Farhad Tarash (Farhad Quarry)
Farhad Tarash, also known as Farhad Tash, Faratash, or Faray Tash, is a large rock wall measuring 45 meters in height and 200 meters in width that dates back to the Sasanian period and has been carved. This site, named after Farhad, the mountain carver who was a legendary figure in Persian literature, is one of the notable attractions in the Bisotun historical complex. It was registered as a national heritage site in 2001 and has added to the significance of the Bisotun complex from a historical perspective.
Shekarchian Cave (Hunters’ Cave)
Shekarchian Cave is located above the Hercules statue and was a temporary refuge for hunters. It was used for hunting and hiding from animals during the hunting expeditions. The Shekarchian Cave, dating back to the Paleolithic period, was registered as a national heritage site in 2001, further enhancing the historical importance of the Bisotun complex. In the cave, hunting tools and animal bones such as ibex, deer, wild horse, wild cow, and gazelle, as well as a human ulna bone dating back 40,000 to 70,000 years, belonging to the Neanderthal humans, have been discovered.
Markher Cave is another cave in the Bisotun historical complex, characterized by its circular entrance. Thick and carved stone blades from the Paleolithic period have been discovered in this cave. However, the artifacts in Markher Cave are not limited to the Paleolithic period, as there are also artifacts from the Sasanian era found in this area.
Visitor Information and Conditions
Visiting hours for the Bisotun site: 8 am to 8 pm
Contact number: +98 831 342 18891, +98 831 342 18892
The Bisotun historical complex is one of the most prominent historical sites in the world. If you haven’t had the opportunity to visit this historical site and its renowned artifacts in Kermanshah, we recommend including a visit in your plans. The inscription in this complex is one of our country’s world heritage sites. All the mentioned details emphasize the need for better care and preservation of this historical complex. It is hoped that the authorities and visitors, understanding the significance of this ancient site, will strive to preserve it for future generations, as Darius the Great desired in his inscription.
1- What is the Bisotun complex?
The Bisotun complex is a UNESCO World Heritage Site located in western Iran. It encompasses a vast area that includes the Bisotun Mountain, a historical rock relief, ancient inscriptions, and archaeological remains.
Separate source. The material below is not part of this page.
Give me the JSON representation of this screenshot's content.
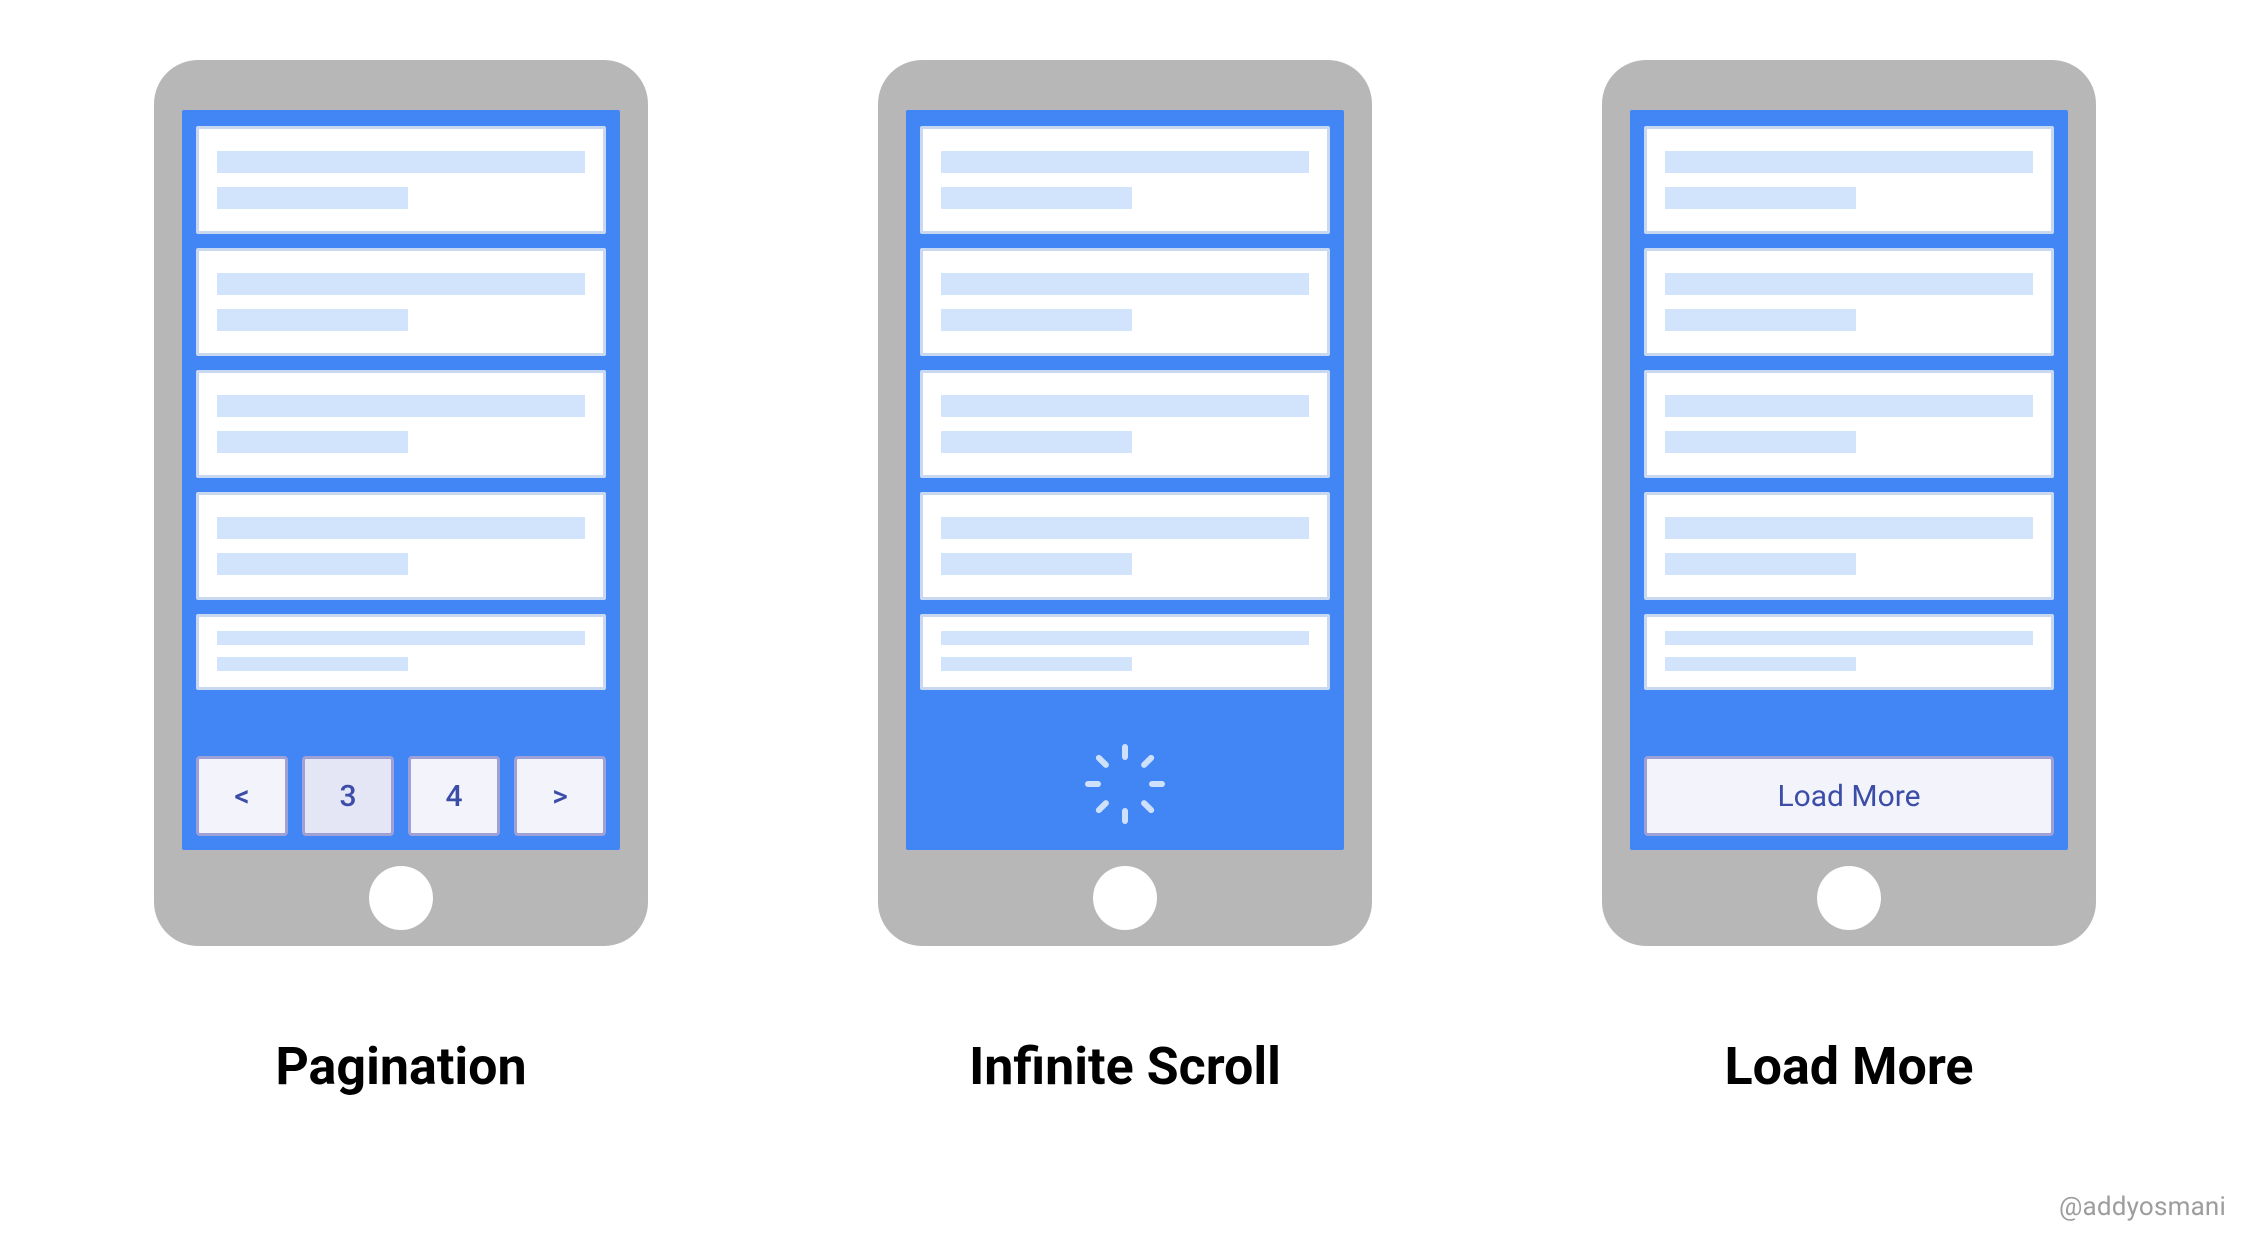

The complex holds significant historical and cultural importance.
2- What is the historical significance of the Bisotun complex?
The Bisotun complex is historically significant as it contains a rock relief and inscriptions dating back to the Achaemenid Empire, specifically from the reign of King Darius the Great. These inscriptions provide valuable information about ancient Persian history, including the rise of Darius and his conquests.
3- How do I reach the Bisotun complex?
The Bisotun complex is located near the city of Kermanshah in western Iran. It is easily accessible by road, approximately 30 kilometers from Kermanshah. Visitors can hire a taxi or use private transportation to reach the site. Local tour operators also offer guided tours to the Bisotun complex.